The “simultaneous beneficial mutations” argument is a relatively new (or at least rejigged) argument that is dealt with elsewhere (see also here). However, Haldane’s dilemma has been a favoured argument in anti-evolution circles for a long time. Unfortunately for the anti-evolutionists, Haldane’s dilemma has never been a barrier to evolution, despite their misrepresentations. Recent work from the Human, Chimpanzee and Macaque genome projects underlines the fact that Haldane’s dilemma does not prevent evolution, and it is worthwhile revisiting one of the core anti-evolution arguments relating to it in the light of these results.
Although the line above says that this is a post by Mark Perakh, in fact I only served as a conduit for posting Professor Jerry Coyne’s material.

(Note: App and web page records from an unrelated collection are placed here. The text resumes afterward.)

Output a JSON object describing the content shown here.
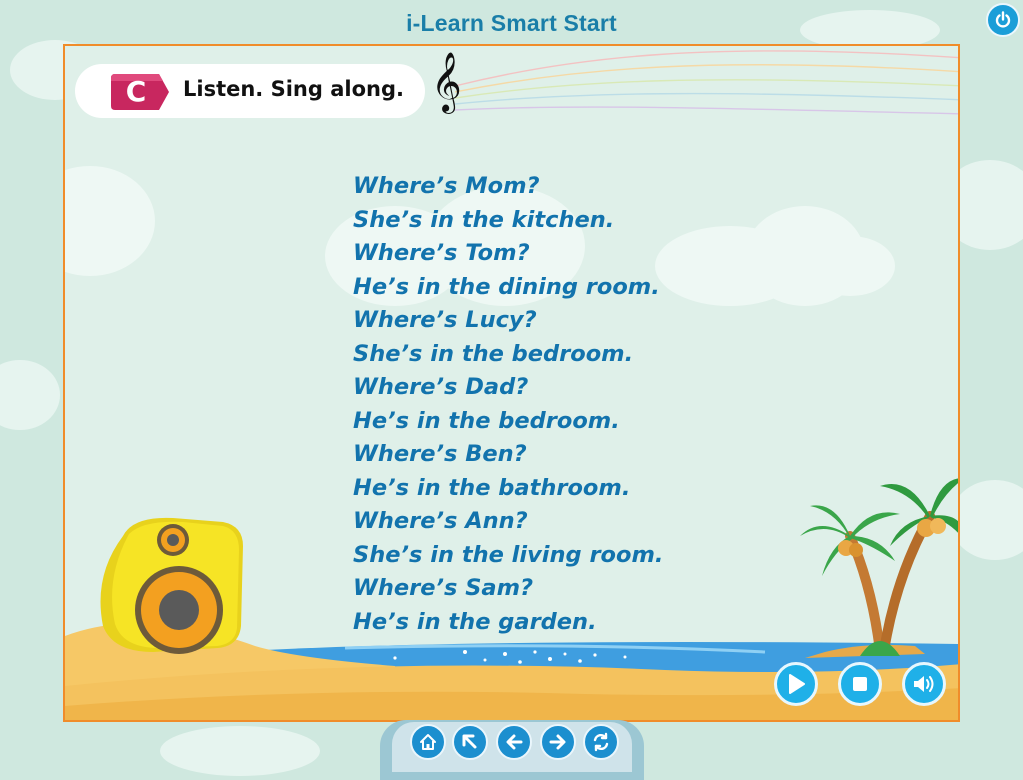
{
  "app": {
    "title": "i-Learn Smart Start"
  },
  "header": {
    "section_letter": "C",
    "instruction": "Listen. Sing along."
  },
  "lyrics": [
    "Where’s Mom?",
    "She’s in the kitchen.",
    "Where’s Tom?",
    "He’s in the dining room.",
    "Where’s Lucy?",
    "She’s in the bedroom.",
    "Where’s Dad?",
    "He’s in the bedroom.",
    "Where’s Ben?",
    "He’s in the bathroom.",
    "Where’s Ann?",
    "She’s in the living room.",
    "Where’s Sam?",
    "He’s in the garden."
  ],
  "icons": {
    "power": "power-icon",
    "play": "play-icon",
    "stop": "stop-icon",
    "volume": "volume-icon",
    "home": "home-icon",
    "back_up": "arrow-up-left-icon",
    "previous": "arrow-left-icon",
    "next": "arrow-right-icon",
    "replay": "replay-icon",
    "clef": "treble-clef-icon"
  },
  "colors": {
    "accent": "#1fb0e8",
    "frame": "#f08c2a",
    "lyrics": "#1273ad",
    "badge": "#c8275f",
    "title": "#1a7ea8"
  }
}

Professor Coyne has published a review (see here ) of Michael Behe’s new book titled The Edge of Evolution. Along with other reviewers, such as Mark Chu-Carroll, Sean Carroll, Richard Dawkins, and others, Jerry Coyne views Behe’s new book as Behe’s poorly substantiated (and vain) attempt to somehow pull up Behe’s status from the deep pit he finds himself in after the Dover trial, and thus to be re-admitted to the scientific community as a genuine scientist.
Behe responded to Coyne’s review on an Amazon blog (see here).
Now Professor Coyne offers a rebuttal of Behe’s response, which rebuttal I have the privilege of posting.
I can add to Jerry Coyne’s rebuttal just a few words. As it could be expected, Behe’s “response” to Coyne’s critique is typical of Behe’s supercilious style wherein he does not shy away from a self-gratifying delusion regarding his fiasco as an expert witness at the Kitzmiller vs Dover Board of Education trial. Professor Coyne in his brief rebuttal shows the dismal failure of Behe as the author both of his new book and of his “response” to critics.
Read Jerry Coyne’s rebuttal at Talk Reason.